This is not caused by individual wickedness of Labour ministers, but by the hard logic of administering capitalism.  The same hard logic that saw Labour governments tear up railways and close down more pits than the Tories ever did. Capitalism is founded on the principle of no profit no production, and if a government is to keep capitalism running, it must obey this hard and fast law.

We thus wish to express our hope that your union will not seek to affiliate with any other political party, and most specifically, not try to recreate the Old Labour disaster that has blighted the workers movement for more than a hundred years. We hope you will use all your union’s resources and funds to defend your members’ interests, rather than those of your political employers.

We further hope that your members will come to understand that any resolution of a pay-deal within capitalism means their continued exploitation by the tiny capitalist class, and that their best interest lies in joining their fellow workers in a movement with the express and single aim of “the abolition of the wages system” and its replacement with common ownership and the free association of producers.

Yours for the World Socialism,
Bill Martin (Acting General Secretary).

Same Old Answers (2004)

From the September 2004 issue of the Socialist Standard

On Saturday 3 July, the lunchtime edition of ‘Any Questions’ on BBC Radio 4, that doyen of the Left Arthur Scargill made a return appearance onto the national stage. In the light of the recent experiences of the Left here and around the world, might he have revised his world outlook? Would the failure of Keynes, the rise of Thatcher and Reagan, the defeat of the miners’ strike, the fall of the Berlin Wall, the collapse of the Soviet Union, the rise of New Labour and numerous attempts to get his Socialist Labour Party elected, cause this once colossus of the Left to think a little wider about society?

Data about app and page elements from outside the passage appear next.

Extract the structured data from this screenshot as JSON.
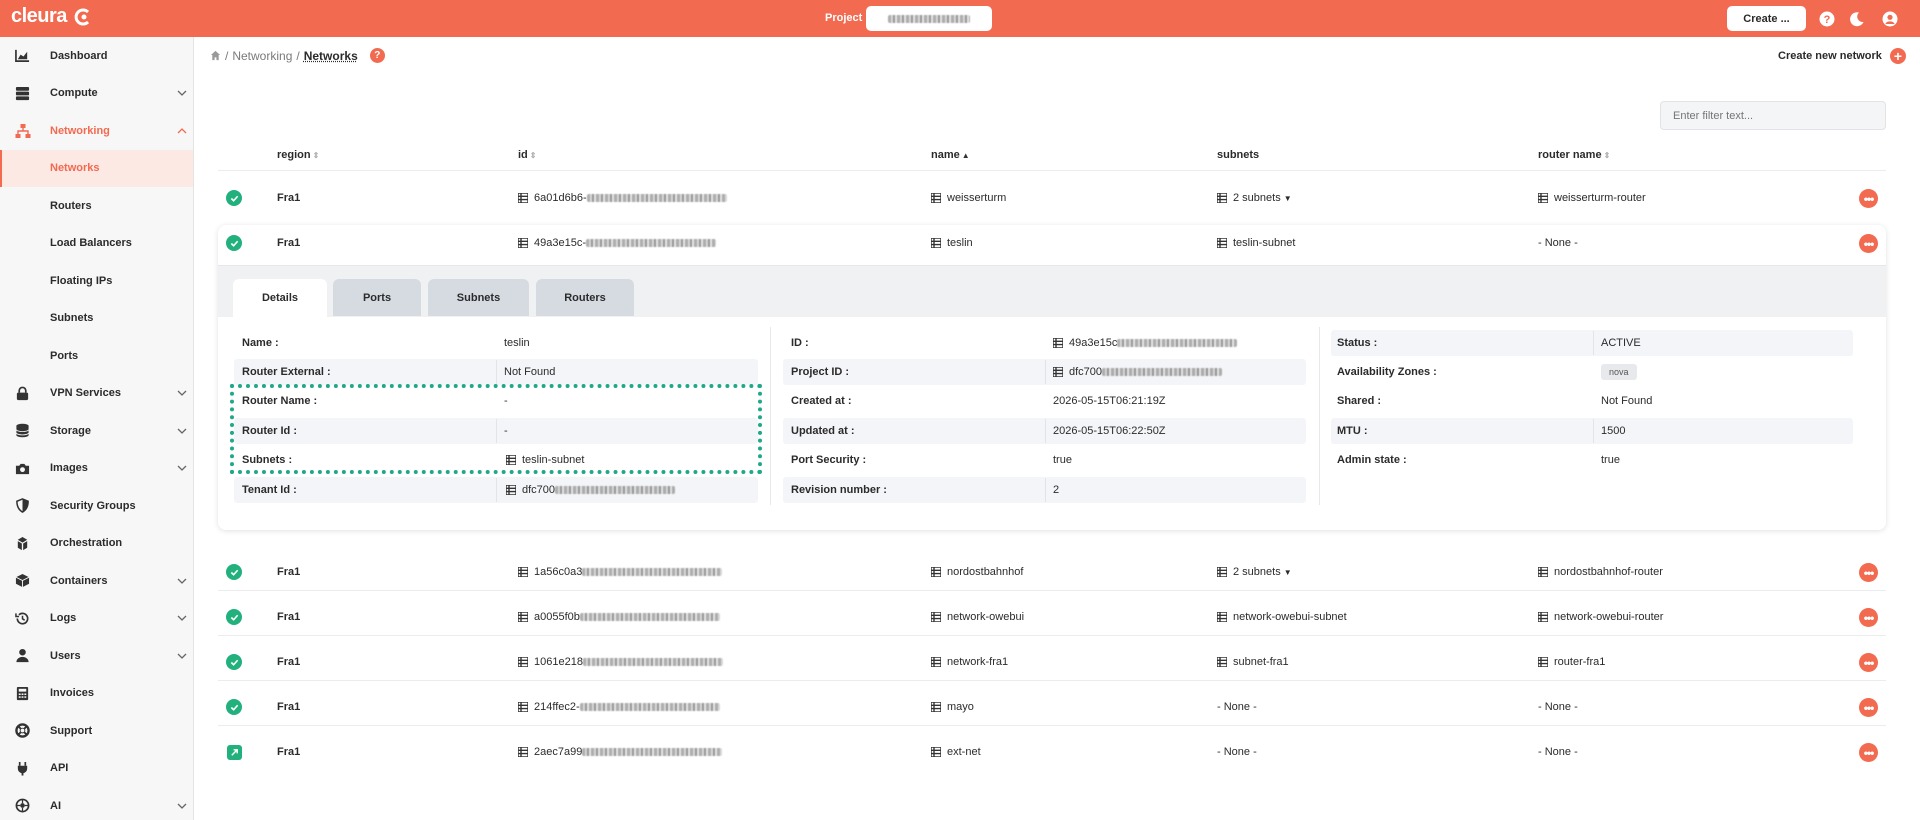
{
  "topbar": {
    "logo_text": "cleura",
    "project_label": "Project",
    "create_label": "Create ...",
    "accent_color": "#f26a4f"
  },
  "sidebar": {
    "items": [
      {
        "label": "Dashboard",
        "icon": "chart-area-icon",
        "chevron": false
      },
      {
        "label": "Compute",
        "icon": "server-icon",
        "chevron": true
      },
      {
        "label": "Networking",
        "icon": "network-icon",
        "chevron": true,
        "expanded": true
      },
      {
        "label": "VPN Services",
        "icon": "lock-icon",
        "chevron": true
      },
      {
        "label": "Storage",
        "icon": "database-icon",
        "chevron": true
      },
      {
        "label": "Images",
        "icon": "camera-icon",
        "chevron": true
      },
      {
        "label": "Security Groups",
        "icon": "shield-icon",
        "chevron": false
      },
      {
        "label": "Orchestration",
        "icon": "cubes-icon",
        "chevron": false
      },
      {
        "label": "Containers",
        "icon": "box-icon",
        "chevron": true
      },
      {
        "label": "Logs",
        "icon": "history-icon",
        "chevron": true
      },
      {
        "label": "Users",
        "icon": "user-icon",
        "chevron": true
      },
      {
        "label": "Invoices",
        "icon": "calculator-icon",
        "chevron": false
      },
      {
        "label": "Support",
        "icon": "lifebuoy-icon",
        "chevron": false
      },
      {
        "label": "API",
        "icon": "plug-icon",
        "chevron": false
      },
      {
        "label": "AI",
        "icon": "brain-icon",
        "chevron": true
      }
    ],
    "networking_sub": [
      "Networks",
      "Routers",
      "Load Balancers",
      "Floating IPs",
      "Subnets",
      "Ports"
    ]
  },
  "breadcrumb": {
    "first": "Networking",
    "current": "Networks",
    "sep": "/"
  },
  "help_badge": "?",
  "create_network_label": "Create new network",
  "filter_placeholder": "Enter filter text...",
  "table": {
    "headers": {
      "region": "region",
      "id": "id",
      "name": "name",
      "subnets": "subnets",
      "router_name": "router name"
    },
    "rows": [
      {
        "region": "Fra1",
        "id": "6a01d6b6-",
        "name": "weisserturm",
        "subnets": "2 subnets",
        "subnets_dropdown": true,
        "router": "weisserturm-router",
        "router_icon": true
      },
      {
        "region": "Fra1",
        "id": "49a3e15c-",
        "name": "teslin",
        "subnets": "teslin-subnet",
        "subnets_dropdown": false,
        "router": "- None -",
        "router_icon": false
      },
      {
        "region": "Fra1",
        "id": "1a56c0a3",
        "name": "nordostbahnhof",
        "subnets": "2 subnets",
        "subnets_dropdown": true,
        "router": "nordostbahnhof-router",
        "router_icon": true
      },
      {
        "region": "Fra1",
        "id": "a0055f0b",
        "name": "network-owebui",
        "subnets": "network-owebui-subnet",
        "subnets_dropdown": false,
        "router": "network-owebui-router",
        "router_icon": true
      },
      {
        "region": "Fra1",
        "id": "1061e218",
        "name": "network-fra1",
        "subnets": "subnet-fra1",
        "subnets_dropdown": false,
        "router": "router-fra1",
        "router_icon": true
      },
      {
        "region": "Fra1",
        "id": "214ffec2-",
        "name": "mayo",
        "subnets": "- None -",
        "subnets_dropdown": false,
        "router": "- None -",
        "router_icon": false
      },
      {
        "region": "Fra1",
        "id": "2aec7a99",
        "name": "ext-net",
        "subnets": "- None -",
        "subnets_dropdown": false,
        "router": "- None -",
        "router_icon": false
      }
    ]
  },
  "details": {
    "tabs": [
      "Details",
      "Ports",
      "Subnets",
      "Routers"
    ],
    "col1": [
      {
        "label": "Name :",
        "value": "teslin"
      },
      {
        "label": "Router External :",
        "value": "Not Found"
      },
      {
        "label": "Router Name :",
        "value": "-"
      },
      {
        "label": "Router Id :",
        "value": "-"
      },
      {
        "label": "Subnets :",
        "value": "teslin-subnet"
      },
      {
        "label": "Tenant Id :",
        "value": "dfc700"
      }
    ],
    "col2": [
      {
        "label": "ID :",
        "value": "49a3e15c"
      },
      {
        "label": "Project ID :",
        "value": "dfc700"
      },
      {
        "label": "Created at :",
        "value": "2026-05-15T06:21:19Z"
      },
      {
        "label": "Updated at :",
        "value": "2026-05-15T06:22:50Z"
      },
      {
        "label": "Port Security :",
        "value": "true"
      },
      {
        "label": "Revision number :",
        "value": "2"
      }
    ],
    "col3": [
      {
        "label": "Status :",
        "value": "ACTIVE"
      },
      {
        "label": "Availability Zones :",
        "value": "nova"
      },
      {
        "label": "Shared :",
        "value": "Not Found"
      },
      {
        "label": "MTU :",
        "value": "1500"
      },
      {
        "label": "Admin state :",
        "value": "true"
      }
    ]
  },
  "status_color": "#22b07d",
  "highlight_color": "#1fa88a"
}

Arthur’s lack of an understanding of our capitalist world was displayed when he called for Mr Bush and Mr Blair to be in the dock with the tyrant Saddam. He imagines that workers could, under his leadership, provide enough pressure to force capitalists in the USA to put their own man, Bush, on trial for dancing to their own tune.

Next, in answer to a question posed on the ex-Sainsbury Boss, Peter Davis’ £2m bonus that forced him out, Arthur declared he would, presumably if he were to become Prime Minister, nationalise Sainsbury’s, Tesco M & S and all the banks etc, etc and use the profits for the good of the workers and pensioners.

Here Arthur, like Tony Benn, George Galloway, Tommy Sheridan and the rest of the left, has learned nothing from the failures of both Keynes in the West and the Bolsheviks in the East.  Both groups in a similar way, the latter, slightly more extreme than the former, thought that they could make capitalism work in a national-centric arena for the workers and call the result: ‘Socialism In One Country’.

The left work to accomplish a compromise, as proposed by Keynes, with the ideology of the wages system which exploits human labour for profit and places a monetary value on that labour and its products (as commodities).  An ideology which fosters the creed of competition and contest, which leads to human estrangement, brings first squabbles among us then violence and ends with war and death.  An ideology which will deny the human race the talents of all the humans as many are blighted and stunted by a life of miserable wage labour producing useless and cheating products for market and in duplication 100 times over.  An ideology which will preserve the existing partition of humans into economic units (countries or regions) governed by leaders who will seek to protect their power and interests, which are different from the workers, through the rule of law and factitious process of parliamentary democracy.

Finally, Arthur called for more financial investment into the process where we, in Britain, could produce winners for the world sporting arenas.  Not just one Henman, but many many Henmans, across all the sports.

I guess old king coal is still a merry old soul, in his little world of grand delusions.
William Dunn